"Concord" is a weekly study of the Lutheran Confessions, where we will take up a topic from the Book of Concord and reflect on what we believe, teach, and confess in the Lutheran Church. The purpose of this series is to deepen readers' knowledge and appreciation for the confessions of the Lutheran Church, and to unite them "with one heart" to confess the teachings of Holy Scripture.
As the disciples stared into heaven where the Lord Jesus had recently ascended, two angels said to them, “This Jesus, who was taken up from you into heaven, will come in the same way as you saw him go into heaven” (Acts 1:11b). For nearly two thousand years, the anticipation of Christ’s return has resulted in no shortage of fanciful and misguided beliefs about the second coming of Jesus. To the contrary, the Lutheran confession is a simple and clear confession of the promises of Christ.
“Also [the Lutheran churches] teach that at the Consummation of the World Christ will appear for judgment, and will raise up all the dead; He will give to the godly and elect eternal life and everlasting joys, but ungodly men and the devils He will condemn to be tormented without end. They condemn the Anabaptists, who think that there will be an end to the punishments of condemned men and devils” (Augsburg Confession XVII.1-4).
Christ will appear visibly. Jesus only remained forty days in His glorified and risen body, and then only appeared to His disciples now and again. A little over a month after His victorious resurrection from the grave, Jesus ascended into heaven and hid Himself. Now He is only visible by faith—in the waters of Baptism, in the Sacrament of the Altar, in the preaching of the Church. But on the Last Day, He will reveal Himself for all to see.
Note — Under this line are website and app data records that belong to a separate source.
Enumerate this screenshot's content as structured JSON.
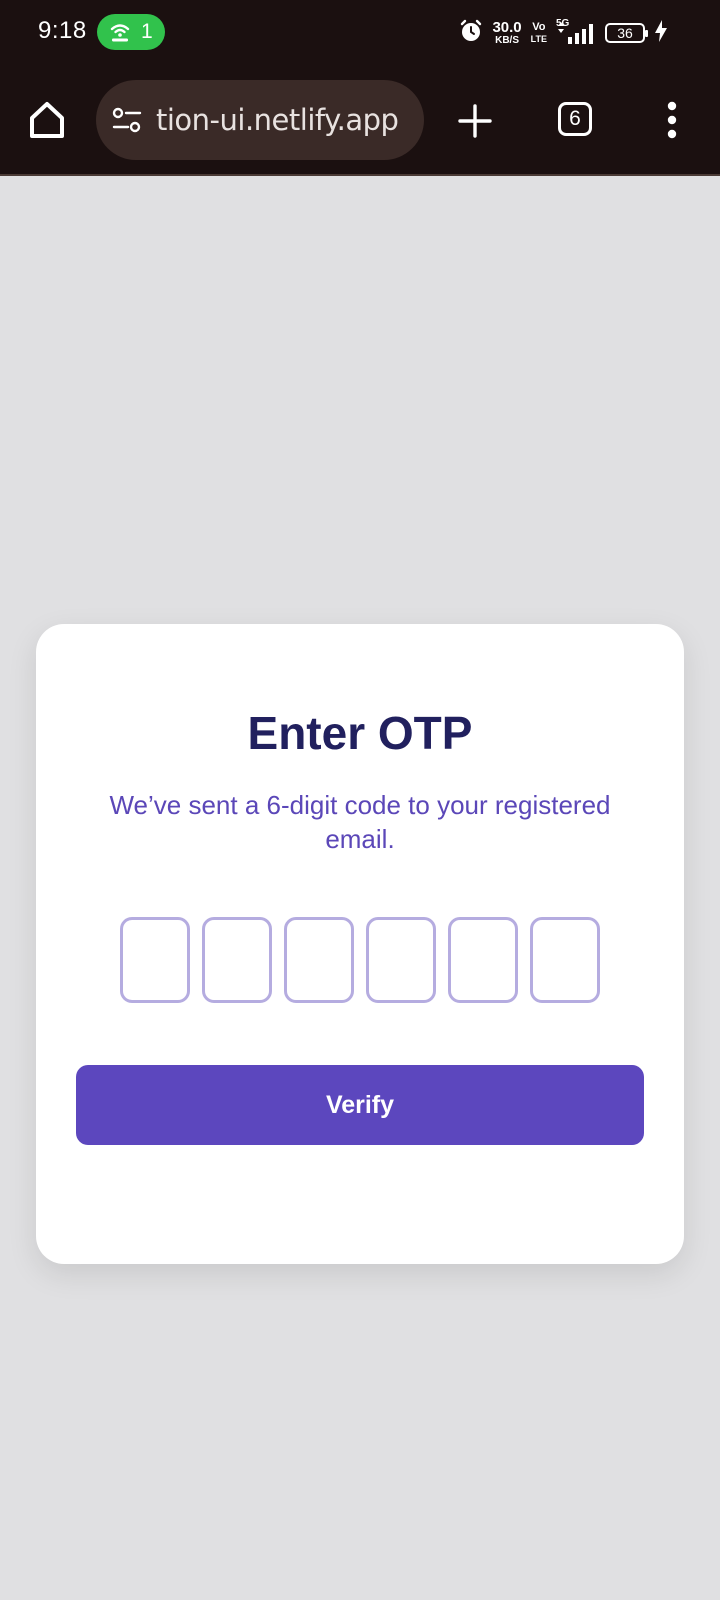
{
  "status_bar": {
    "time": "9:18",
    "hotspot_count": "1",
    "net_speed_value": "30.0",
    "net_speed_unit": "KB/S",
    "volte_top": "Vo",
    "volte_bottom": "LTE",
    "network_type": "5G",
    "battery_level": "36",
    "icons": [
      "hotspot-icon",
      "alarm-icon",
      "signal-icon",
      "battery-icon",
      "charging-icon"
    ]
  },
  "browser": {
    "url": "tion-ui.netlify.app",
    "tab_count": "6",
    "icons": [
      "home-icon",
      "site-settings-icon",
      "new-tab-icon",
      "more-vert-icon"
    ]
  },
  "otp_card": {
    "title": "Enter OTP",
    "subtitle": "We’ve sent a 6-digit code to your registered email.",
    "otp_digits": [
      "",
      "",
      "",
      "",
      "",
      ""
    ],
    "verify_label": "Verify"
  },
  "colors": {
    "page_background": "#e0e0e2",
    "browser_chrome": "#1b1010",
    "hotspot_green": "#31c24c",
    "title": "#21205e",
    "subtitle": "#5b47b8",
    "otp_border": "#b5ace0",
    "accent_button": "#5c47be"
  }
}
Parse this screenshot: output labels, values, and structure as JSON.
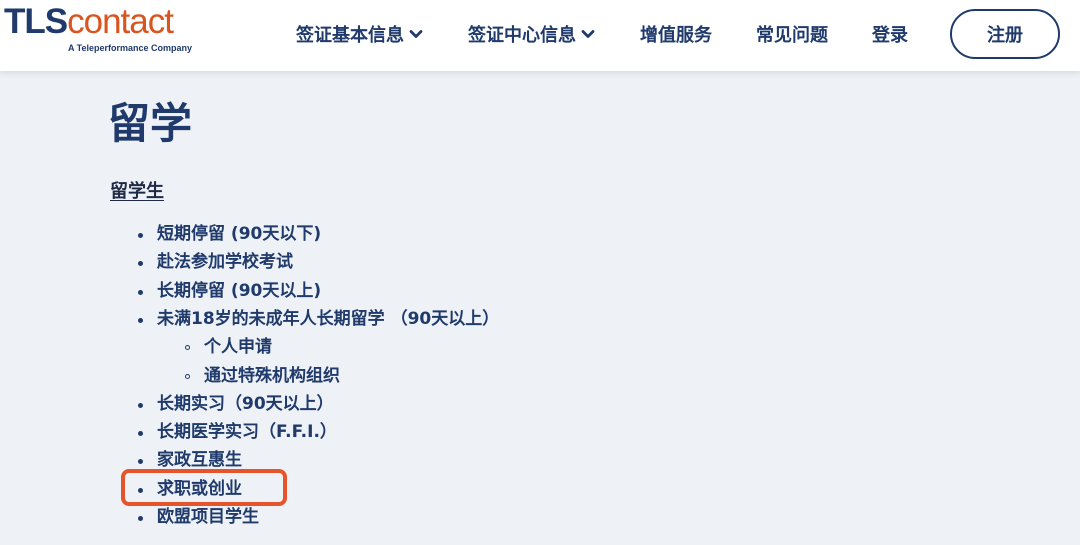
{
  "header": {
    "logo": {
      "brand_tls": "TLS",
      "brand_contact": "contact",
      "tagline": "A Teleperformance Company"
    },
    "nav": [
      {
        "label": "签证基本信息",
        "has_dropdown": true
      },
      {
        "label": "签证中心信息",
        "has_dropdown": true
      },
      {
        "label": "增值服务",
        "has_dropdown": false
      },
      {
        "label": "常见问题",
        "has_dropdown": false
      },
      {
        "label": "登录",
        "has_dropdown": false
      }
    ],
    "register_label": "注册"
  },
  "main": {
    "title": "留学",
    "section_heading": "留学生",
    "items": [
      {
        "label": "短期停留 (90天以下)",
        "level": 1
      },
      {
        "label": "赴法参加学校考试",
        "level": 1
      },
      {
        "label": "长期停留 (90天以上)",
        "level": 1
      },
      {
        "label": "未满18岁的未成年人长期留学 （90天以上）",
        "level": 1
      },
      {
        "label": "个人申请",
        "level": 2
      },
      {
        "label": "通过特殊机构组织",
        "level": 2
      },
      {
        "label": "长期实习（90天以上）",
        "level": 1
      },
      {
        "label": "长期医学实习（F.F.I.）",
        "level": 1
      },
      {
        "label": "家政互惠生",
        "level": 1
      },
      {
        "label": "求职或创业",
        "level": 1,
        "highlighted": true
      },
      {
        "label": "欧盟项目学生",
        "level": 1
      }
    ]
  },
  "colors": {
    "brand_navy": "#1f3a6b",
    "brand_orange": "#d9541f",
    "page_background": "#eef2f7",
    "highlight_annotation": "#e5542b"
  },
  "icons": {
    "nav_dropdown": "chevron-down-icon",
    "list_bullet": "bullet-icon",
    "sublist_bullet": "circle-bullet-icon"
  }
}
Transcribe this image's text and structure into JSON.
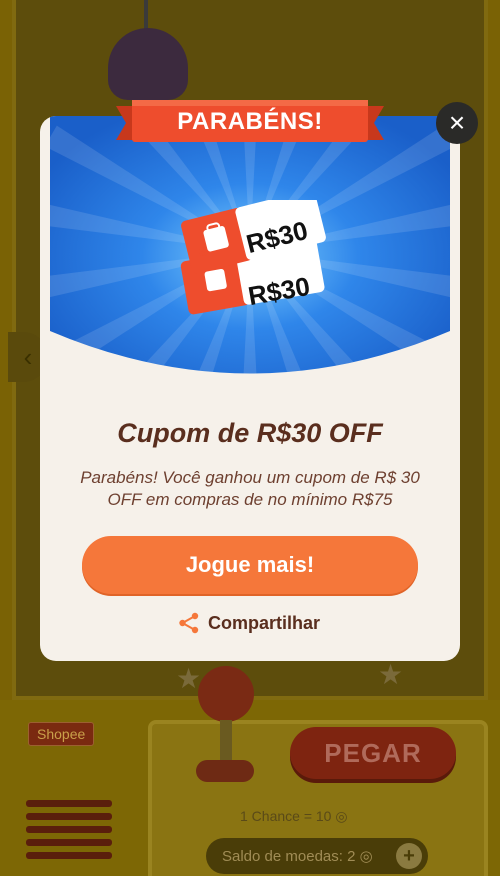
{
  "background": {
    "logo": "Shopee",
    "grab_button": "PEGAR",
    "chance_text": "1 Chance = 10",
    "coins_text": "Saldo de moedas: 2",
    "plus_label": "+",
    "prev_arrow": "‹"
  },
  "modal": {
    "ribbon_title": "PARABÉNS!",
    "coupon_amount_1": "R$30",
    "coupon_amount_2": "R$30",
    "coupon_title": "Cupom de R$30 OFF",
    "description": "Parabéns! Você ganhou um cupom de R$ 30 OFF em compras de no mínimo R$75",
    "play_button": "Jogue mais!",
    "share_label": "Compartilhar",
    "close_label": "×"
  },
  "colors": {
    "hero_blue": "#1f6fd6",
    "ribbon_red": "#ee4d2d",
    "button_orange": "#f5773a",
    "title_brown": "#5a2e1e",
    "card_bg": "#f6f1ea"
  },
  "icons": {
    "close": "close-icon",
    "share": "share-icon",
    "shopee_bag": "shopee-bag-icon",
    "coin": "coin-icon"
  }
}
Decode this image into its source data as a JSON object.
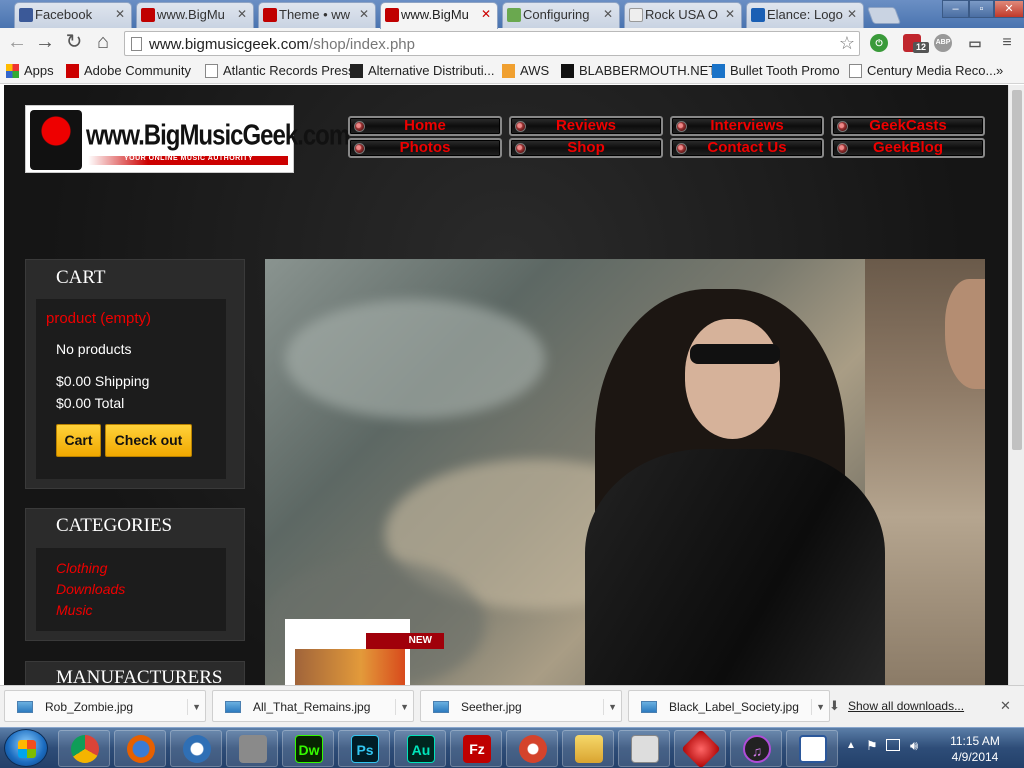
{
  "browser": {
    "tabs": [
      {
        "title": "Facebook",
        "favicon_color": "#3b5998"
      },
      {
        "title": "www.BigMu",
        "favicon_color": "#c00000"
      },
      {
        "title": "Theme • ww",
        "favicon_color": "#c00000"
      },
      {
        "title": "www.BigMu",
        "favicon_color": "#c00000",
        "active": true
      },
      {
        "title": "Configuring",
        "favicon_color": "#6aa84f"
      },
      {
        "title": "Rock USA O",
        "favicon_color": "#999999"
      },
      {
        "title": "Elance: Logo",
        "favicon_color": "#1a5fb4"
      }
    ],
    "window_buttons": {
      "minimize": "–",
      "maximize": "▫",
      "close": "✕"
    },
    "url": {
      "host": "www.bigmusicgeek.com",
      "path": "/shop/index.php"
    },
    "extension_badge": "12",
    "abp_label": "ABP",
    "bookmarks": [
      {
        "label": "Apps",
        "icon": "apps-grid-icon"
      },
      {
        "label": "Adobe Community",
        "icon": "adobe-icon"
      },
      {
        "label": "Atlantic Records Press",
        "icon": "page-icon"
      },
      {
        "label": "Alternative Distributi...",
        "icon": "ada-icon"
      },
      {
        "label": "AWS",
        "icon": "aws-icon"
      },
      {
        "label": "BLABBERMOUTH.NET",
        "icon": "blabbermouth-icon"
      },
      {
        "label": "Bullet Tooth Promo",
        "icon": "info-icon"
      },
      {
        "label": "Century Media Reco...",
        "icon": "page-icon"
      }
    ],
    "overflow": "»"
  },
  "site": {
    "logo_text": "www.BigMusicGeek.com",
    "logo_tagline": "YOUR ONLINE MUSIC AUTHORITY",
    "nav": [
      "Home",
      "Reviews",
      "Interviews",
      "GeekCasts",
      "Photos",
      "Shop",
      "Contact Us",
      "GeekBlog"
    ],
    "cart": {
      "title": "CART",
      "product_status": "product (empty)",
      "no_products": "No products",
      "shipping": "$0.00 Shipping",
      "total": "$0.00 Total",
      "cart_button": "Cart",
      "checkout_button": "Check out"
    },
    "categories": {
      "title": "CATEGORIES",
      "items": [
        "Clothing",
        "Downloads",
        "Music"
      ]
    },
    "manufacturers_title": "MANUFACTURERS",
    "new_badge": "NEW"
  },
  "downloads": {
    "files": [
      "Rob_Zombie.jpg",
      "All_That_Remains.jpg",
      "Seether.jpg",
      "Black_Label_Society.jpg"
    ],
    "show_all": "Show all downloads...",
    "close": "✕"
  },
  "taskbar": {
    "apps": [
      {
        "name": "chrome",
        "label": "",
        "color": "#e8453c"
      },
      {
        "name": "firefox",
        "label": "",
        "color": "#e66000"
      },
      {
        "name": "thunderbird",
        "label": "",
        "color": "#2f6fb5"
      },
      {
        "name": "file-manager",
        "label": "",
        "color": "#8a8a8a"
      },
      {
        "name": "dreamweaver",
        "label": "Dw",
        "color": "#35fa00"
      },
      {
        "name": "photoshop",
        "label": "Ps",
        "color": "#31c5f0"
      },
      {
        "name": "audition",
        "label": "Au",
        "color": "#00e4bb"
      },
      {
        "name": "filezilla",
        "label": "Fz",
        "color": "#bf0000"
      },
      {
        "name": "ccleaner",
        "label": "",
        "color": "#d4432c"
      },
      {
        "name": "explorer",
        "label": "",
        "color": "#f0c040"
      },
      {
        "name": "clipboard",
        "label": "",
        "color": "#dddddd"
      },
      {
        "name": "app-red",
        "label": "",
        "color": "#d22"
      },
      {
        "name": "itunes",
        "label": "♫",
        "color": "#b04cd8"
      },
      {
        "name": "word",
        "label": "",
        "color": "#2b579a"
      }
    ],
    "time": "11:15 AM",
    "date": "4/9/2014"
  }
}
He will raise up all the dead. The final judgment isn’t some disembodied, otherworldly experience. Every person who has ever lived and died will stand before God in their body. For He created us with bodies, and He Himself is the God who became flesh. Like Job we confess, “In my flesh I shall see God!” (Job 19:26).
He will appear for judgment. Often, judgment has a negative connotation—“Who are you to judge me?” But condemning is only half of the judgment story. Jesus is also the Judge who proclaims, “Not guilty.” All of the absolutions in this life will find their fulfillment in the final judgment of Jesus. “He will give to the godly and elect eternal life an everlasting joys, but ungodly men and the devils He will condemn to be tormented without end.”
“They condemn also others who are now spreading certain Jewish opinions, that before the resurrection of the dead the godly shall take possession of the kingdom of the world, the ungodly being everywhere suppressed” (Augsburg Confession XVII.5). Until the day of Christ’s return, we remain in a fallen world that is corrupted by sin. The kingdom of God is not a kingdom of the world and will not be revealed as such. We reject any attempt to usher in God’s kingdom by political action or retreat from society. We simply wait with godly patience, which is a fruit of the Spirit, for Christ’s return. And we pray together with the whole Church from its earliest days, Maranatha, that is, “Come, Lord Jesus!”
You can read the Book of Concord at http://www.bookofconcord.org
Rev. Jacob Ehrhard serves as pastor of Trinity Lutheran Church in New Haven, MO.
Created: May 12th, 2017